This is a guest post from Mike Lee, cofounder of edshelf.com
Looking for good educational software for your classroom? There are countless sites, blogs, magazines, and conferences you can turn to for suggestions. Or you can turn to other teachers like yourself.
Such as Katrina Keene. She’s been in the education technology field researching and integrating new technologies into classrooms for the last thirteen years. Katrina is currently the Director of Innovation at a college preparatory school, where she works with teachers and administrators to educate the entire student and prepare them for a technologically advanced world.
Katrina has a wealth of great suggestions, such as this list for second graders:
That’s what premise behind edshelf, a teacher-curated directory of websites, mobile apps, desktop programs, and electronic products for teaching and learning. Teachers like Katrina can create and share collections of their favorite resources with colleagues, students, and parents. Some even put together collections for professional development seminars, online webinars, and conference presentations.

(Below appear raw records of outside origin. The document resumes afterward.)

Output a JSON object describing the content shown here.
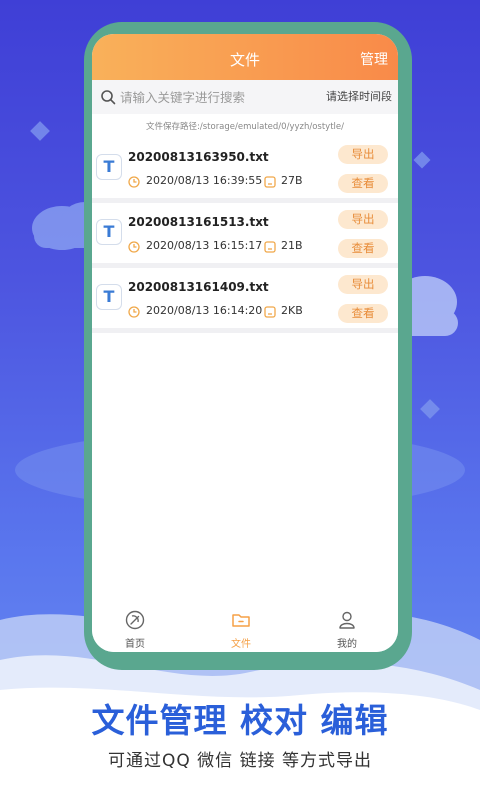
{
  "header": {
    "title": "文件",
    "action": "管理"
  },
  "search": {
    "placeholder": "请输入关键字进行搜索",
    "time_filter": "请选择时间段"
  },
  "path_text": "文件保存路径:/storage/emulated/0/yyzh/ostytle/",
  "files": [
    {
      "name": "20200813163950.txt",
      "date": "2020/08/13 16:39:55",
      "size": "27B",
      "export_label": "导出",
      "view_label": "查看"
    },
    {
      "name": "20200813161513.txt",
      "date": "2020/08/13 16:15:17",
      "size": "21B",
      "export_label": "导出",
      "view_label": "查看"
    },
    {
      "name": "20200813161409.txt",
      "date": "2020/08/13 16:14:20",
      "size": "2KB",
      "export_label": "导出",
      "view_label": "查看"
    }
  ],
  "file_icon_letter": "T",
  "nav": [
    {
      "label": "首页",
      "icon": "home-icon",
      "active": false
    },
    {
      "label": "文件",
      "icon": "folder-icon",
      "active": true
    },
    {
      "label": "我的",
      "icon": "person-icon",
      "active": false
    }
  ],
  "caption": {
    "main": "文件管理 校对 编辑",
    "sub": "可通过QQ 微信 链接 等方式导出"
  },
  "colors": {
    "accent": "#f98a49",
    "accent_light": "#f9b15a",
    "button_bg": "#fde8cf",
    "button_text": "#e88d3a",
    "caption_blue": "#2a5fd9",
    "phone_frame": "#5aa78f"
  }
}
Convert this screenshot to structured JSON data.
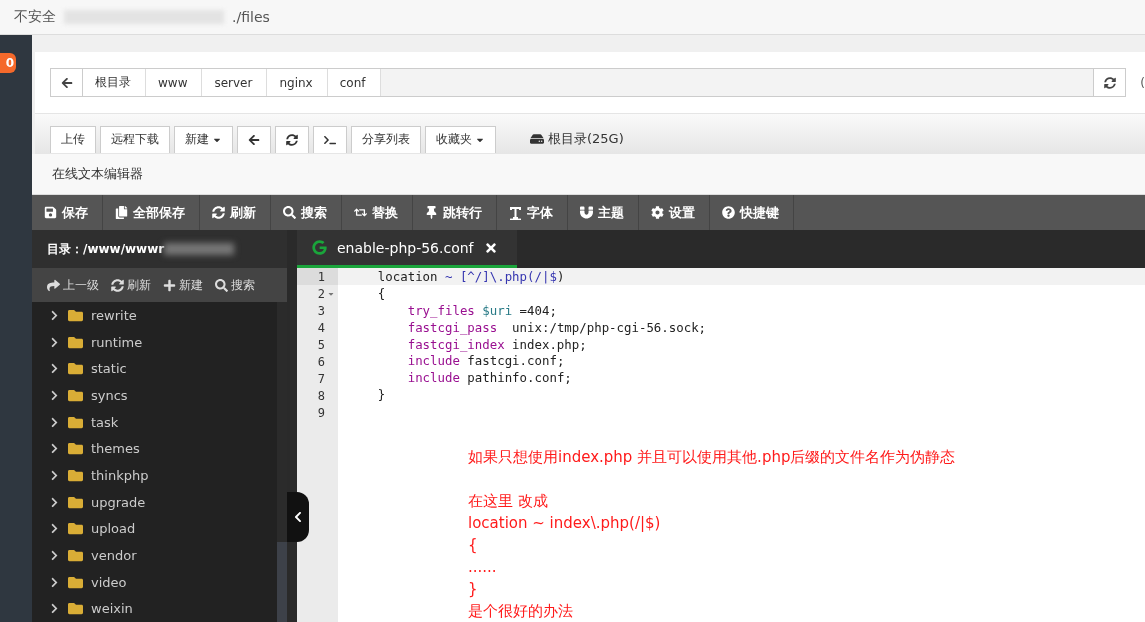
{
  "browser": {
    "security_label": "不安全",
    "url": "./files"
  },
  "nav_badge": "0",
  "breadcrumb": [
    "根目录",
    "www",
    "server",
    "nginx",
    "conf"
  ],
  "side_label": "(",
  "toolbar_buttons": [
    {
      "kind": "text",
      "label": "上传"
    },
    {
      "kind": "text",
      "label": "远程下载"
    },
    {
      "kind": "dropdown",
      "label": "新建"
    },
    {
      "kind": "back"
    },
    {
      "kind": "refresh"
    },
    {
      "kind": "terminal"
    },
    {
      "kind": "text",
      "label": "分享列表"
    },
    {
      "kind": "dropdown",
      "label": "收藏夹"
    }
  ],
  "disk": "根目录(25G)",
  "editor": {
    "title": "在线文本编辑器",
    "actions": [
      {
        "kind": "save",
        "label": "保存"
      },
      {
        "kind": "save-all",
        "label": "全部保存"
      },
      {
        "kind": "refresh",
        "label": "刷新"
      },
      {
        "kind": "search",
        "label": "搜索"
      },
      {
        "kind": "replace",
        "label": "替换"
      },
      {
        "kind": "goto",
        "label": "跳转行"
      },
      {
        "kind": "font",
        "label": "字体"
      },
      {
        "kind": "theme",
        "label": "主题"
      },
      {
        "kind": "settings",
        "label": "设置"
      },
      {
        "kind": "help",
        "label": "快捷键"
      }
    ],
    "directory": "目录：/www/wwwr",
    "tree_tools": [
      {
        "kind": "up",
        "label": "上一级"
      },
      {
        "kind": "refresh",
        "label": "刷新"
      },
      {
        "kind": "new",
        "label": "新建"
      },
      {
        "kind": "search",
        "label": "搜索"
      }
    ],
    "folders": [
      "rewrite",
      "runtime",
      "static",
      "syncs",
      "task",
      "themes",
      "thinkphp",
      "upgrade",
      "upload",
      "vendor",
      "video",
      "weixin"
    ],
    "tab": {
      "name": "enable-php-56.conf",
      "selected": true
    },
    "lines": [
      {
        "number": "1",
        "active": true,
        "foldable": false,
        "tokens": [
          {
            "kind": "plain",
            "text": "    location "
          },
          {
            "kind": "regex",
            "text": "~ [^/]\\.php(/|$"
          },
          {
            "kind": "plain",
            "text": ")"
          }
        ]
      },
      {
        "number": "2",
        "active": false,
        "foldable": true,
        "tokens": [
          {
            "kind": "plain",
            "text": "    {"
          }
        ]
      },
      {
        "number": "3",
        "active": false,
        "foldable": false,
        "tokens": [
          {
            "kind": "keyword",
            "text": "        try_files"
          },
          {
            "kind": "variable",
            "text": " $uri"
          },
          {
            "kind": "plain",
            "text": " =404;"
          }
        ]
      },
      {
        "number": "4",
        "active": false,
        "foldable": false,
        "tokens": [
          {
            "kind": "keyword",
            "text": "        fastcgi_pass"
          },
          {
            "kind": "plain",
            "text": "  unix:/tmp/php-cgi-56.sock;"
          }
        ]
      },
      {
        "number": "5",
        "active": false,
        "foldable": false,
        "tokens": [
          {
            "kind": "keyword",
            "text": "        fastcgi_index"
          },
          {
            "kind": "plain",
            "text": " index.php;"
          }
        ]
      },
      {
        "number": "6",
        "active": false,
        "foldable": false,
        "tokens": [
          {
            "kind": "keyword",
            "text": "        include"
          },
          {
            "kind": "plain",
            "text": " fastcgi.conf;"
          }
        ]
      },
      {
        "number": "7",
        "active": false,
        "foldable": false,
        "tokens": [
          {
            "kind": "keyword",
            "text": "        include"
          },
          {
            "kind": "plain",
            "text": " pathinfo.conf;"
          }
        ]
      },
      {
        "number": "8",
        "active": false,
        "foldable": false,
        "tokens": [
          {
            "kind": "plain",
            "text": "    }"
          }
        ]
      },
      {
        "number": "9",
        "active": false,
        "foldable": false
      }
    ],
    "annotation": [
      [
        "如果只想使用index.php 并且可以使用其他.php后缀的文件名作为伪静态"
      ],
      [
        "在这里 改成",
        "location ~ index\\.php(/|$)",
        "{",
        "......",
        "}",
        "是个很好的办法"
      ]
    ]
  }
}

By giving passionate educators a platform on which they can curate the best tools, edshelf can harness the power of the crowd to determine the most effective educational technologies on the market. Much has been written about crowdsourcing. It can aid in innovation, classroom funding, and answering questions. Putting teachers first is how edshelf differentiates itself from similar services out there.
Last month, edshelf announced it was shutting down. Then something amazing happened. Educators rose up and started a #saveedshelf campaign on Twitter. It’s the first time in history that teachers have done this, and the amazing outpouring of support inspired edshelf’s Kickstarter campaign.
If you also believe that teachers can provide great education technology suggestions to other teachers, please support edshelf so it can continue to serve the education community and help prepare students for the future.